In Box

How High the Moon?

Eclipses move markets. Really.

Like baseball players and sailors, stock traders are a superstitious bunch. They consult horoscopes, wear the same pair of socks or underwear during a hot streak, and keep teddy bears around to rub for good luck. But a recent study by Gabriele Lepori, a professor of behavioral finance at the Copenhagen Business School, suggests that investors go beyond passive belief in the uncanny -- they actually base investment decisions on old wives' tales.

Lepori analyzed 80 years' worth of data from four U.S. markets and 10 Asian countries to test whether decisions changed around the time of solar and lunar eclipses, regarded across cultures as inauspicious times to take risks or begin new ventures. The results clearly show that enough traders act more conservatively during eclipses to affect the market. During the three days surrounding an eclipse, demand drops; stock returns are lower than average; and fewer stocks change hands.

Lepori also found that traders are most superstitious during times of market upheaval like the present, when investors feel they have the least control over events. When eclipses occurred during such periods, the effect was about three times as large.

The good news, Lepori points out, is that the market generally corrects itself within a couple of days after the eclipse. But in the interim, it's probably best to keep one eye on the stock ticker, and another on the moon.

NIALL BENVIE/CORBIS

In Box

Epiphanies: Ashraf Ghani

Afghanistan's first postwar finance minister has now set his sights on reforming the country from the ground up, calling out his former boss, President Hamid Karzai, for corruption and failure. Here, the poetry-loving Pashtun speaks with FP about his troubled homeland's past and future.

I remember touring Afghanistan with my wife back in 1975, '76, and '77 -- there was this immense hospitality about the Afghan people. It was an Islamic culture, but they practiced an incredibly tolerant version of Islam. It was nothing like what exists in parts of Afghanistan today.

The nouveaux riches, as I call them -- the warlords who currently rule Afghanistan -- are a relatively new phenomenon. They rose to power essentially because of the CIA. And they brought with them a totally different way of ruling Afghanistan, which really obscured many of the best qualities of Afghanistan.

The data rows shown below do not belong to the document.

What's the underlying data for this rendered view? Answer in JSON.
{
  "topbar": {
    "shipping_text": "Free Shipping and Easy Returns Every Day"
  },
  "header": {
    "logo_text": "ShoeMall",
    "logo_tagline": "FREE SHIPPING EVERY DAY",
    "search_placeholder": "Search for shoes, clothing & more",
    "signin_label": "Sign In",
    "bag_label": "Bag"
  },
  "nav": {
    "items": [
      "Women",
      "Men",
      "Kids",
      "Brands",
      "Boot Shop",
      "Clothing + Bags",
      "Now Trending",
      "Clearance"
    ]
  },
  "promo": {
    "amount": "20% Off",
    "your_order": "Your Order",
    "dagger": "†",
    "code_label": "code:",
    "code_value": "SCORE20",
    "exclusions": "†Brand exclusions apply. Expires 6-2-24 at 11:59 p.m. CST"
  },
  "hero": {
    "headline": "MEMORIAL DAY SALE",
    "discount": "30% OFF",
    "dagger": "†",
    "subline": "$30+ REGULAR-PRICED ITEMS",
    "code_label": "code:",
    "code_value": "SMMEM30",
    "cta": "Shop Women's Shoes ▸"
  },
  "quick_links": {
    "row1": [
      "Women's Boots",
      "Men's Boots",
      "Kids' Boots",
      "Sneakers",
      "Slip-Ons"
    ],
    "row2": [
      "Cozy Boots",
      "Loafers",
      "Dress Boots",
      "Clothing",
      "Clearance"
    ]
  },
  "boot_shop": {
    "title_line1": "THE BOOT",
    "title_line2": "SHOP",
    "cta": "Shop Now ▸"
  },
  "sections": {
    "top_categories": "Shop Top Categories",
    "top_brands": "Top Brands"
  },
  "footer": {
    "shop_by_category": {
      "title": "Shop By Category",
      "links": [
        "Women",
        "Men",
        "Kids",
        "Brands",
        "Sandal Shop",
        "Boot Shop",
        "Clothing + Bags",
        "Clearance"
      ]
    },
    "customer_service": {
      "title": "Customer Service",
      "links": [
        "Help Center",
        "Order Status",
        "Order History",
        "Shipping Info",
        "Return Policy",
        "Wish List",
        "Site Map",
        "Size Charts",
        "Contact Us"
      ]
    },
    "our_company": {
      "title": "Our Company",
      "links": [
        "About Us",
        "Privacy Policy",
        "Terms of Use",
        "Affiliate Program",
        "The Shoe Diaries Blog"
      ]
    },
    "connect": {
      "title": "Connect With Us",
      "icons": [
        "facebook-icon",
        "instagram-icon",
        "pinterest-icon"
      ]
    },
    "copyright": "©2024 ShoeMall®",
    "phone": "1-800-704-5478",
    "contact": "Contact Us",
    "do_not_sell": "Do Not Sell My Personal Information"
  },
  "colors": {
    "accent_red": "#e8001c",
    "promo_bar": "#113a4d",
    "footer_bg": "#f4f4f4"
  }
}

Dean Acheson is a figure that I admire greatly, even though I think he's sometimes forgotten in America. He was integral to building the Marshall Plan, even though George Marshall gets much of the credit. Deng Xiaoping in China is also very important. People talk of Mao Zedong, who attempted these Great Leaps Forward -- but whenever he attempted one, tens of millions would die or be impoverished. Deng really took China in a totally different direction, with profound consequences.

Pashtuns are fiercely individualistic, and they are very proud. No Pashtun will ever admit that another Pashtun is his natural superior. So what you always have is competition for leadership, and in these competitions someone must win. It could be a young man, or it could be an old greybeard -- but the key notion is that, once the competition is over, both the winners and the losers should be deserving of respect.

Illustration for FP by JOSEPH CIARDIELLO